Etiquette seminar teaches students to put their best foot forward
Merrily Bjerkestrand knows manners and personal polish can go a long way in the professional world. “The only thing that’s going to separate you from the pack is how you present yourself and the confidence you have,” said Bjerkestrand, a CWU alumna and owner of the Northwest School of Protocol. “And that comes from within.”
Bjerkestrand earned a degree in special education from CWU. She has always been interested in behavior and how people present themselves. “It’s just been my wiring, growing up.”
One day she read an article about being trained to be an etiquette consultant for children at the Protocol School of Washington in Washington, DC. “Opportunity met years of preparation,” Bjerkestrand retells.

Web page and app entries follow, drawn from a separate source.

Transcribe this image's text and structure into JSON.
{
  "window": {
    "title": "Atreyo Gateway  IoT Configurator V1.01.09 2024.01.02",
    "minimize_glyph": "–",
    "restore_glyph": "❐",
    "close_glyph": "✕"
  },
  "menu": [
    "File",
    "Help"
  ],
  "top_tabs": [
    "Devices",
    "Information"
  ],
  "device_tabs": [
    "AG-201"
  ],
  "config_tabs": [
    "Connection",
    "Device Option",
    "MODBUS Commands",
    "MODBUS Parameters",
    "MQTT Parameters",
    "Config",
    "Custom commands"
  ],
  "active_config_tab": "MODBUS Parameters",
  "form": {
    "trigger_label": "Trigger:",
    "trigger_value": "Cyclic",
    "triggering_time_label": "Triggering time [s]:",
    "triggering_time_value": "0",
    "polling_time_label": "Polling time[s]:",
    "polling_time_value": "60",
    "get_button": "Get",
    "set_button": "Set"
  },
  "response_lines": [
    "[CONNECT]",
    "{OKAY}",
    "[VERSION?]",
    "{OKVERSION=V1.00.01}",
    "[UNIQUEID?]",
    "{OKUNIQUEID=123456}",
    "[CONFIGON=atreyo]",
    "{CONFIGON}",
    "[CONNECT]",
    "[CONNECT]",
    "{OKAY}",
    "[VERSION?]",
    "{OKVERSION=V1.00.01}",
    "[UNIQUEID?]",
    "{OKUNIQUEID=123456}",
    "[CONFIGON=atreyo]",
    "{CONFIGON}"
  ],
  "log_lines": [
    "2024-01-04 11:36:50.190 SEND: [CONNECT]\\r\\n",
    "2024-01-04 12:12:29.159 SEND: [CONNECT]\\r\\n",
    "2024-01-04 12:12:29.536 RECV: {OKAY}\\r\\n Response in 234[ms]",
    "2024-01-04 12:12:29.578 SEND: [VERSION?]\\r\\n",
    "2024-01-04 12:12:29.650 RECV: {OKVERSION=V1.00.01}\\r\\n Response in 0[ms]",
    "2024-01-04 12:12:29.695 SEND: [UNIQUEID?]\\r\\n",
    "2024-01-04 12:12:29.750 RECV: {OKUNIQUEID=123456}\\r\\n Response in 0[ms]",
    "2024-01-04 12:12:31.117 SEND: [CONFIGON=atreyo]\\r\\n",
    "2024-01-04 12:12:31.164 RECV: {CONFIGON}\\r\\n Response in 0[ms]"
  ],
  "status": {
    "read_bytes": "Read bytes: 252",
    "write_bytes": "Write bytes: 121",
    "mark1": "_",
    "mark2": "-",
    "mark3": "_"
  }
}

The experience was amazing, so she returned a year later to be trained and certified in corporate etiquette and international protocol.
For the past 10 years, Bjerkestrand has been giving CWU students pointers they’ll use for a lifetime at the annual Professional Etiquette Dinner. Her seminar is presented during a four-course meal.
“By offering the Professional Etiquette Dinner, Central gives students an edge when they’re going out with employers or meeting clients,” said Kristina Paquette of CWU Career Services, which organizes the event. “It’s something that hopefully will stay with them and make them shine.”
Knowing the rules changes people from the inside out, Bjerkestrand says, and it makes a difference in face-to-face interviews, out to lunch, networking, or any type of event that involves meeting people around a meal.
“Knowing these rules helps you present yourself with genuineness and authenticity,” Bjerkestrand said. “Manners aren’t something you have only when people are around. It’s something that comes from the inside, and actually, it gives you freedom. Once you know the rules you can relax because you know the expectations and how to present yourself. It’s confidence building.”
It’s also non-judgmental, Bjerkestrand points out. With control and knowledge over how to present yourself comes the skill and grace of putting others at ease and accepting them as they are.
Corbin Sims, who graduated in June, said he appreciated the pointers. “Just the general behavior guidelines and making sure you come off as a pleasant and well-mannered person were good takeaways,” Sims said.
Then he grinned, admitting one faux pas during the dinner. “In the process of reaching for the bread, my long sleeve dipped into the tomato soup … I stained my shirt a little bit. Other than that, it went OK.”